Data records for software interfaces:
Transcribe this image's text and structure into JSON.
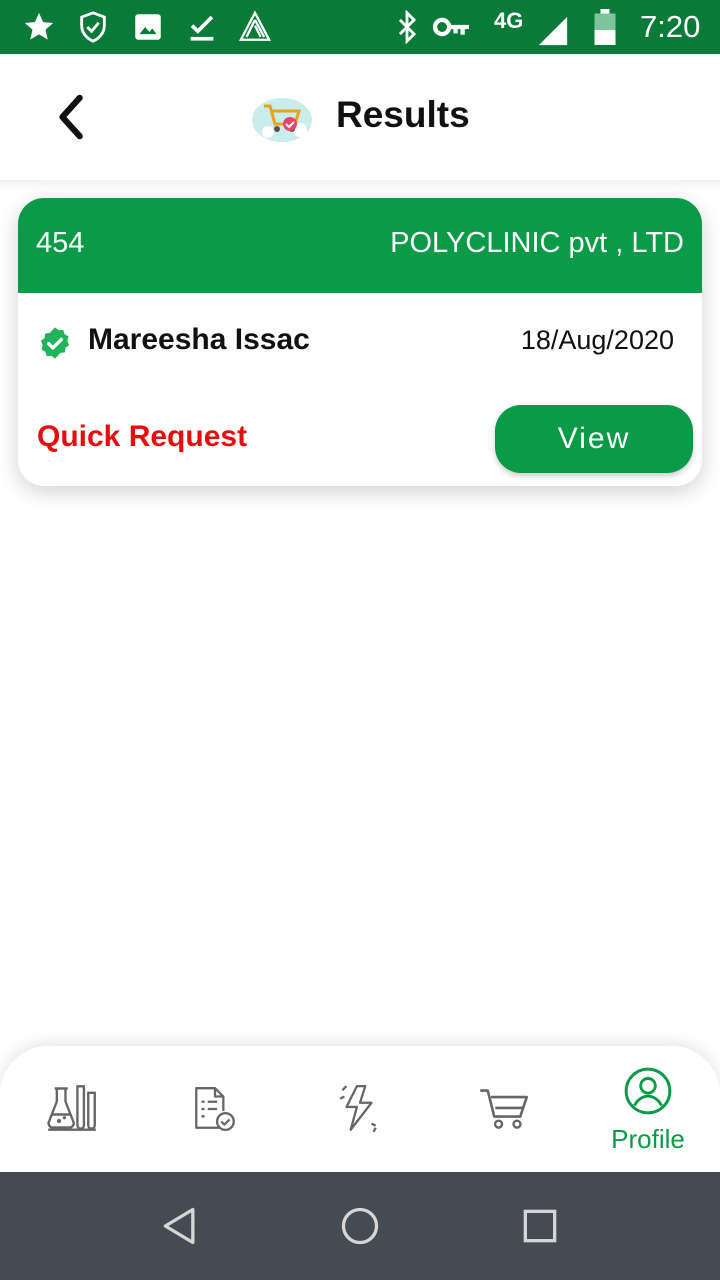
{
  "status_bar": {
    "network": "4G",
    "time": "7:20",
    "icons": [
      "star-icon",
      "shield-check-icon",
      "image-icon",
      "download-done-icon",
      "app-triangle-icon",
      "bluetooth-icon",
      "key-icon",
      "signal-icon",
      "battery-icon"
    ]
  },
  "header": {
    "title": "Results",
    "back_icon": "chevron-left-icon",
    "logo_icon": "cart-cloud-logo"
  },
  "result_card": {
    "id": "454",
    "organization": "POLYCLINIC pvt , LTD",
    "patient_name": "Mareesha Issac",
    "date": "18/Aug/2020",
    "request_type": "Quick Request",
    "view_label": "View",
    "verified_icon": "verified-check-icon"
  },
  "bottom_nav": {
    "items": [
      {
        "icon": "lab-flask-icon",
        "label": ""
      },
      {
        "icon": "report-check-icon",
        "label": ""
      },
      {
        "icon": "flash-icon",
        "label": ""
      },
      {
        "icon": "cart-icon",
        "label": ""
      },
      {
        "icon": "profile-icon",
        "label": "Profile",
        "active": true
      }
    ]
  },
  "system_nav": {
    "icons": [
      "back-triangle-icon",
      "home-circle-icon",
      "recents-square-icon"
    ]
  },
  "colors": {
    "status_bar": "#0a7a38",
    "primary": "#0a9a48",
    "alert": "#e30f0f",
    "system_nav": "#454b52"
  }
}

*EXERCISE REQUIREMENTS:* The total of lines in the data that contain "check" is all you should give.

*RESULT OF THE EXERCISE:* 3